The Firing Crisis is Over. The Hiring Crisis is Not.

There are plenty of reasons to be more optimistic about the job picture than we were a month ago. The economy only lost 11,000 jobs in November, by far the best figures since 2007. Service jobs are up. Temp work is up, which often presages permanent job growth. But here's one thing that's not turning up: Hiring.

From, on the BLS numbers for October:

For now, employers are still hesitant to add workers. The number of new hires remains near its low since the report began being produced nine years ago, according to the Bureau of Labor Statistics.

The survey showed that employers across the board hired fewer than 4 million workers during the month, down slightly from the month earlier.

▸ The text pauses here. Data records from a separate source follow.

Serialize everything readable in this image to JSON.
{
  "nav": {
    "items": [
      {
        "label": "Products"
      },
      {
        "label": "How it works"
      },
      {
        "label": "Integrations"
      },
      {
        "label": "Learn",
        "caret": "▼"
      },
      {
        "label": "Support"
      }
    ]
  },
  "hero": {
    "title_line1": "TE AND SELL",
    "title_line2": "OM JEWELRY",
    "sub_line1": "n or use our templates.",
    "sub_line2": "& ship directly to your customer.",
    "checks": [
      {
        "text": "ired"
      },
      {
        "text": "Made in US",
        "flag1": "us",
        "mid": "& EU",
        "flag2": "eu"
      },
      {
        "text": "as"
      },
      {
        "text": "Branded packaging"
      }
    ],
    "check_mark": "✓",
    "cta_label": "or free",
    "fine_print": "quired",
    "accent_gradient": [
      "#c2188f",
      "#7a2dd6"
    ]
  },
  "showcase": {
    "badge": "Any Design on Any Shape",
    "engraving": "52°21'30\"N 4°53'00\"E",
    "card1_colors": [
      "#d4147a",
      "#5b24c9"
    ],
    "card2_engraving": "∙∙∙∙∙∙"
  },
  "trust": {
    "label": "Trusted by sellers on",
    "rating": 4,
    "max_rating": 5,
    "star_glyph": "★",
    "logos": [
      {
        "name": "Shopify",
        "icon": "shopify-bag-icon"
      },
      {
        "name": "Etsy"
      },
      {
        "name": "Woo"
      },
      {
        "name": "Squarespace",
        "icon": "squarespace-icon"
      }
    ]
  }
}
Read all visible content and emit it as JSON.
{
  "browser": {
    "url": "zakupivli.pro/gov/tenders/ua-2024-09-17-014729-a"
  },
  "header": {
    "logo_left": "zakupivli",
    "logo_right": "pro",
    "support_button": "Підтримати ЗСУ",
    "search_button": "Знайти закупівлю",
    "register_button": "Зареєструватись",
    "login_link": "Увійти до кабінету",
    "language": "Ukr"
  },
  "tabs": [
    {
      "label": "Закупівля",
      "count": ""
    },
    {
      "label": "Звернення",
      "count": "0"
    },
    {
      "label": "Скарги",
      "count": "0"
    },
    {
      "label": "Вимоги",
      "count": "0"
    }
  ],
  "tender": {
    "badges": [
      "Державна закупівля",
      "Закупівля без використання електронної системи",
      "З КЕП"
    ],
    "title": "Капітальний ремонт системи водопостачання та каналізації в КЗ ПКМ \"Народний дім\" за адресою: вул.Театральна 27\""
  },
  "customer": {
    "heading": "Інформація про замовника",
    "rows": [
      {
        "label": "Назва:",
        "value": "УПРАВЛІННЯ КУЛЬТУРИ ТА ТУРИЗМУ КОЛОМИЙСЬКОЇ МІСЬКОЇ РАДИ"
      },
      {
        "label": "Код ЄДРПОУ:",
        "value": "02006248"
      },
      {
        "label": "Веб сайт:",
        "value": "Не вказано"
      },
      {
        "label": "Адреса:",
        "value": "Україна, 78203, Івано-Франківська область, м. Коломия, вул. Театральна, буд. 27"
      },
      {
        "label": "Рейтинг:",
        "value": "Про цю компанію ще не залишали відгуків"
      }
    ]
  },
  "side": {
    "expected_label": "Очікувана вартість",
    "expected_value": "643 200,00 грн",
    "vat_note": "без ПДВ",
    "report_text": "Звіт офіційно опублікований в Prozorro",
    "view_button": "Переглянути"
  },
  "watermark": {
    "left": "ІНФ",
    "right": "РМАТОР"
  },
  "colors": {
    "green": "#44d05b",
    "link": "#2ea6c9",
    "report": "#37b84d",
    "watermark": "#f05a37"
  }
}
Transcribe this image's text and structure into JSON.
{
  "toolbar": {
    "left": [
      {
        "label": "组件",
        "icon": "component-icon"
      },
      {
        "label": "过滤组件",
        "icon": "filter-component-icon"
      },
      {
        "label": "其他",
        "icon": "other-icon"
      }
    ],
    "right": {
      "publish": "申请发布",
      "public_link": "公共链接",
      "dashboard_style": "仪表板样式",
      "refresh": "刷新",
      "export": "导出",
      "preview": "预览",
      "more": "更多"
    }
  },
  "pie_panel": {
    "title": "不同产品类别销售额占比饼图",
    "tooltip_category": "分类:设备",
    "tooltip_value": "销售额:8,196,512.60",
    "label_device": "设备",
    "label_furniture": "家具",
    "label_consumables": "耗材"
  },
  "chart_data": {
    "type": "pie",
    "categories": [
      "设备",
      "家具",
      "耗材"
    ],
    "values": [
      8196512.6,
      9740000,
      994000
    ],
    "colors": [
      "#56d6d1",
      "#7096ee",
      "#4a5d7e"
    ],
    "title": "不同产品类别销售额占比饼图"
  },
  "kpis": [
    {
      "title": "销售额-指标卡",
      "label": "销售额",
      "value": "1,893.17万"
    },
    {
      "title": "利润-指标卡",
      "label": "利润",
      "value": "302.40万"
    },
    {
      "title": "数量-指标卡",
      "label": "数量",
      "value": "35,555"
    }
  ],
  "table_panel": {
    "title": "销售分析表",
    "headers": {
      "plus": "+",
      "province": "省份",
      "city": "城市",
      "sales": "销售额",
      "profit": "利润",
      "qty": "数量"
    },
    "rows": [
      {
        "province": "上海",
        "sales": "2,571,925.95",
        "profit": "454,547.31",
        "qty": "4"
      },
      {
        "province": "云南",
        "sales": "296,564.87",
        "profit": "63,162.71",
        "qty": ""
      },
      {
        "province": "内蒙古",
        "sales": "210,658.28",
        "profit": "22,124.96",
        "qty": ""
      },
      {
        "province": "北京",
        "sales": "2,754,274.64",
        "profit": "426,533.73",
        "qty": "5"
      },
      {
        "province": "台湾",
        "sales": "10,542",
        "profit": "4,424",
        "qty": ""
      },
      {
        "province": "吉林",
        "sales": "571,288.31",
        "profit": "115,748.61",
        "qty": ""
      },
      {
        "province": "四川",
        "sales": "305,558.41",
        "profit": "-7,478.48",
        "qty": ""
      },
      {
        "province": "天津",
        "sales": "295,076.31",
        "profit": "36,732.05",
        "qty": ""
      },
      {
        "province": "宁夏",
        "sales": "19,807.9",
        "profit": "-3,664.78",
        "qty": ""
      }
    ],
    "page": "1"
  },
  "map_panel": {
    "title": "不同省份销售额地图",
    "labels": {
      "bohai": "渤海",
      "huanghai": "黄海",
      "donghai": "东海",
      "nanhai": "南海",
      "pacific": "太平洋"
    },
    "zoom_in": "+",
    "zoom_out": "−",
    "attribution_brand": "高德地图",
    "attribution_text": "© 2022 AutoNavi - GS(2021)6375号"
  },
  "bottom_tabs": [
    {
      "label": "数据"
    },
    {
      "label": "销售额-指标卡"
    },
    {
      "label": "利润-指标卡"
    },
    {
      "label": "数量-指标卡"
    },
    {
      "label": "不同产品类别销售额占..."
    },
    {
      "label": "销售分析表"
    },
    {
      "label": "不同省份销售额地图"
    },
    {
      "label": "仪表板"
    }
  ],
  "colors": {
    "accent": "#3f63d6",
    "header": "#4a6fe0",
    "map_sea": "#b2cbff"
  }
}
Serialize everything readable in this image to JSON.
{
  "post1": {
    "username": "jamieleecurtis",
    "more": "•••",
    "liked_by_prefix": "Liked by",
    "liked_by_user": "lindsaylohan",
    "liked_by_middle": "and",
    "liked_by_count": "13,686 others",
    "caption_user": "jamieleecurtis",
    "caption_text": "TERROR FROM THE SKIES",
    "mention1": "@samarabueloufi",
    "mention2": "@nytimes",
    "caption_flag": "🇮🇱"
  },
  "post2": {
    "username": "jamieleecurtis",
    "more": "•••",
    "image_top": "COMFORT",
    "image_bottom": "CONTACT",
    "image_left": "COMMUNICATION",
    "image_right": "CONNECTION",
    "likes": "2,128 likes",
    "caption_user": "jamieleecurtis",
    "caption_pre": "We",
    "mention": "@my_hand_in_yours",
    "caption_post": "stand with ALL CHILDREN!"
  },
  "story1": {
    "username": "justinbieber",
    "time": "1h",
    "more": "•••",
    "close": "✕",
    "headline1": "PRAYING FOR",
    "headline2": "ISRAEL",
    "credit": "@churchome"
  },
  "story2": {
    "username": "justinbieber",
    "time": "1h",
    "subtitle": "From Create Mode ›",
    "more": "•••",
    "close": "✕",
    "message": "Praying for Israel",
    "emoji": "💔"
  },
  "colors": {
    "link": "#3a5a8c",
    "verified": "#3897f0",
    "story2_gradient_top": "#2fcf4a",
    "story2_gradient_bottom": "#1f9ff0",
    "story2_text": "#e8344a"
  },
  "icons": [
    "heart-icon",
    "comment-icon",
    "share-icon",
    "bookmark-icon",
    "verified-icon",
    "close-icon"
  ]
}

Here's the graph of the hiring rate from the BLS:
This is still by far the worst hiring climate since the BLS started keeping track of the hiring rate. One of the obvious reasons for this sluggishness in job openings is the unemployment rate. High unemployment, or under-employment, means millions of Americans who used to be avid consumers are now living off jobless benefits. Lower demand means thinner profits, which discourages employers to take a risk on hiring.